▶ _Excerpts from an interface dataset_
────────────────────────────────────────

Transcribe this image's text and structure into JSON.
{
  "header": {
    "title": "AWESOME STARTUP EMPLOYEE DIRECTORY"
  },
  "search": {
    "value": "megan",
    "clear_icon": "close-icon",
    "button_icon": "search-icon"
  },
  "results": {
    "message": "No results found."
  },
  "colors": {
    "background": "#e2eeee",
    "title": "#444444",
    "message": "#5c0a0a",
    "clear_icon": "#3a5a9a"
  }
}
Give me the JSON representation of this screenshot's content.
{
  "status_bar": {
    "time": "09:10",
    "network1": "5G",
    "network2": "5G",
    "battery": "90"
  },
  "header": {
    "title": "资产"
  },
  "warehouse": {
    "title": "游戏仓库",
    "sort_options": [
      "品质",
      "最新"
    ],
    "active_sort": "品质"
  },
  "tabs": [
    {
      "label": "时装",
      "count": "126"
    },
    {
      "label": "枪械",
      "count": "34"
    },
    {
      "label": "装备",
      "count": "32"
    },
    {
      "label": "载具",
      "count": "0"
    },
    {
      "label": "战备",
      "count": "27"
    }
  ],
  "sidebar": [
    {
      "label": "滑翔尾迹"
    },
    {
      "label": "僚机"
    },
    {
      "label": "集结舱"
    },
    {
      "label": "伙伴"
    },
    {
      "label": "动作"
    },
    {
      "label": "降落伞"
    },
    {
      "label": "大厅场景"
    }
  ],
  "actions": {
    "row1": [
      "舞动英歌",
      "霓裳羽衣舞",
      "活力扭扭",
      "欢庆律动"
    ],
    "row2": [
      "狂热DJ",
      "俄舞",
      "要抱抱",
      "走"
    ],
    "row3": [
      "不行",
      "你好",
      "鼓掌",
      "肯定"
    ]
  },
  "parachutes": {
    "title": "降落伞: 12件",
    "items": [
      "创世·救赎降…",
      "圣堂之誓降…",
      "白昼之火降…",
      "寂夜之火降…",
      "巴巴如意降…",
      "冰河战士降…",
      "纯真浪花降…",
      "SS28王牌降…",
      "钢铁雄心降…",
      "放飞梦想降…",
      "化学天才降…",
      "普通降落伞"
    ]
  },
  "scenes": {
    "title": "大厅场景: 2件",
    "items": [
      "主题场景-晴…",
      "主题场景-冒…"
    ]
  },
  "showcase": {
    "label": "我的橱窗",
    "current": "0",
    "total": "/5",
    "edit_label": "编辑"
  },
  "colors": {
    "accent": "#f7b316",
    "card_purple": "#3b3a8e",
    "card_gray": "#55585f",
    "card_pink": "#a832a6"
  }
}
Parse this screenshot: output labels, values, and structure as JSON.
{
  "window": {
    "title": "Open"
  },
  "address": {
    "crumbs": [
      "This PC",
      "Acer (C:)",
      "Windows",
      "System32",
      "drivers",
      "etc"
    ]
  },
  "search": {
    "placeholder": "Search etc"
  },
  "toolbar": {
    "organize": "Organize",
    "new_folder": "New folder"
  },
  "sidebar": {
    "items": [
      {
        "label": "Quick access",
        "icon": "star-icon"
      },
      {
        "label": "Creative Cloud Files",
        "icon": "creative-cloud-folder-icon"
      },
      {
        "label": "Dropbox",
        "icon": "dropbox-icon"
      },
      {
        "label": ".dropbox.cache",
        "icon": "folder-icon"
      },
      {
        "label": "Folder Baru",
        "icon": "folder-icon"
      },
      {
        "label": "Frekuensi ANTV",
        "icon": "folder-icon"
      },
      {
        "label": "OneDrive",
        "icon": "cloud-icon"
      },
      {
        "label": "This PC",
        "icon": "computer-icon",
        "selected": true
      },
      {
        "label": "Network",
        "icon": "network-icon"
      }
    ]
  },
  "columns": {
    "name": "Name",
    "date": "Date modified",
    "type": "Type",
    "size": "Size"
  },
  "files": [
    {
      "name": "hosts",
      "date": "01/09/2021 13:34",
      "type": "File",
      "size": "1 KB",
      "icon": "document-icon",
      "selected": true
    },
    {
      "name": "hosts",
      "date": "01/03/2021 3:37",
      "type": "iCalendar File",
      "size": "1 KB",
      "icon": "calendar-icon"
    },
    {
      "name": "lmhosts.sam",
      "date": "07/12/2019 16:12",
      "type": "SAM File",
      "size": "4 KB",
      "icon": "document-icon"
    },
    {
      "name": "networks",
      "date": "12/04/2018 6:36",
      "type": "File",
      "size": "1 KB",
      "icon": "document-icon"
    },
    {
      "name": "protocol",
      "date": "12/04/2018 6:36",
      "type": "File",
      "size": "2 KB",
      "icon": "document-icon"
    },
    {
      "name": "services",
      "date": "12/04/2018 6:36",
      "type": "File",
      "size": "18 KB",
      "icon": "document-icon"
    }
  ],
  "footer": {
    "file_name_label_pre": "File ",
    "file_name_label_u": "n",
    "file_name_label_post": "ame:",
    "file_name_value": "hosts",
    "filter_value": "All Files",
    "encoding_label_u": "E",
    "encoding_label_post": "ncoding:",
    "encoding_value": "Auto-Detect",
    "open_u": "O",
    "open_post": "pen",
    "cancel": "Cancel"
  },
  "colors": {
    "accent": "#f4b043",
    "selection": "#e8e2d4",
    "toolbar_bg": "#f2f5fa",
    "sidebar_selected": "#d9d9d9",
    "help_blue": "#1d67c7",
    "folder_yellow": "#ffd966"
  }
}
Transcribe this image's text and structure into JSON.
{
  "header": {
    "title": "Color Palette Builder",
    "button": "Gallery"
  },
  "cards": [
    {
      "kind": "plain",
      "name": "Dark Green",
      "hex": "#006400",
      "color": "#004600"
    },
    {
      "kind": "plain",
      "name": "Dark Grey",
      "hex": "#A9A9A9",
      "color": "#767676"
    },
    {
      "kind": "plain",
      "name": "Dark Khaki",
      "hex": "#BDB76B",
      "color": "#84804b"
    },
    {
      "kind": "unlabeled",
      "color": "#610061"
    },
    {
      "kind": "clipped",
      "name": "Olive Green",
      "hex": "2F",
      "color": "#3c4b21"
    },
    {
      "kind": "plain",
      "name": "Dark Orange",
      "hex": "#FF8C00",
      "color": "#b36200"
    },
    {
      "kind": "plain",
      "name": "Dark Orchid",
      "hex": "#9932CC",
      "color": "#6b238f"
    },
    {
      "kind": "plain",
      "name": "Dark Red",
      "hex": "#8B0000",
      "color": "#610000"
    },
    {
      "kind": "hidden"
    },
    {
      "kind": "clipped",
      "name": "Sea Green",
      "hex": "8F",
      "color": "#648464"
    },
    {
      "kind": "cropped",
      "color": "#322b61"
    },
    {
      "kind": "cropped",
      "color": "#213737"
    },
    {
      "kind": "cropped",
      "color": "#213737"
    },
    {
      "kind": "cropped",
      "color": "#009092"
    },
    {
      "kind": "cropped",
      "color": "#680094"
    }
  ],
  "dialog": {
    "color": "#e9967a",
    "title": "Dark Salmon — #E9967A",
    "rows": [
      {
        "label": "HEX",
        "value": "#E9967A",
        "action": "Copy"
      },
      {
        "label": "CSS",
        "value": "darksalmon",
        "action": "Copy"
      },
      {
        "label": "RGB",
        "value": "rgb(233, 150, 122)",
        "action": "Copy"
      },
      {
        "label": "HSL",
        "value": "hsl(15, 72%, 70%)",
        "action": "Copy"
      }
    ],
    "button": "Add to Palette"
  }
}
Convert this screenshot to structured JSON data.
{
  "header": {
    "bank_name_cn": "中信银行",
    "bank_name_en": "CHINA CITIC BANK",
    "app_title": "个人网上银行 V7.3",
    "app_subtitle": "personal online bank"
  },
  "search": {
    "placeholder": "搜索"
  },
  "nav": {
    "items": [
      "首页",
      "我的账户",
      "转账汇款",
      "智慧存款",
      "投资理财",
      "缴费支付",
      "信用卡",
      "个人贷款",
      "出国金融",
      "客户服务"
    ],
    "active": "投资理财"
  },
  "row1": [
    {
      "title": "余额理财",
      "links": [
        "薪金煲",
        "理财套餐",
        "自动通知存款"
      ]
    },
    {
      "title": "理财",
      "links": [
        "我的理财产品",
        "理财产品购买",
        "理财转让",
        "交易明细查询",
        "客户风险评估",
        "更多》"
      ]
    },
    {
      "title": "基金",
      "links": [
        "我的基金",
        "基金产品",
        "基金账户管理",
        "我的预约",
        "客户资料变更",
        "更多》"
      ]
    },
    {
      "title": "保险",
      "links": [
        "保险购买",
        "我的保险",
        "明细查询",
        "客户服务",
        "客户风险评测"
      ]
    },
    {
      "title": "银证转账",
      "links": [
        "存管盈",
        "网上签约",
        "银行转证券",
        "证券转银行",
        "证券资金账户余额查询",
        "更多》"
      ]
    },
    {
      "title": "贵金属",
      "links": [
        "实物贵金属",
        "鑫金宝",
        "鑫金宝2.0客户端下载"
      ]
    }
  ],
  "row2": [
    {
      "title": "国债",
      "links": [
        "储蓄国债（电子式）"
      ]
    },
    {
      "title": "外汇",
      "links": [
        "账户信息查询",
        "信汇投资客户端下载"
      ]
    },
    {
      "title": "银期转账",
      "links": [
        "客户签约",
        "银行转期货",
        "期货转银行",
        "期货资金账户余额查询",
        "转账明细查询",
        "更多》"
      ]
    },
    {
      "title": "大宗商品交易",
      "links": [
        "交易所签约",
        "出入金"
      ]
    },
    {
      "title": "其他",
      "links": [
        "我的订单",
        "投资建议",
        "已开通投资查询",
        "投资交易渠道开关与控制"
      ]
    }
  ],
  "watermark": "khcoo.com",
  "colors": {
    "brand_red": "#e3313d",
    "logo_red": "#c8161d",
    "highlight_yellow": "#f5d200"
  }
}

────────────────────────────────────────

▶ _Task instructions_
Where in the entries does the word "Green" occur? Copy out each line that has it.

▶ _Task result_
      "name": "Dark Green",
      "name": "Olive Green",
      "name": "Sea Green",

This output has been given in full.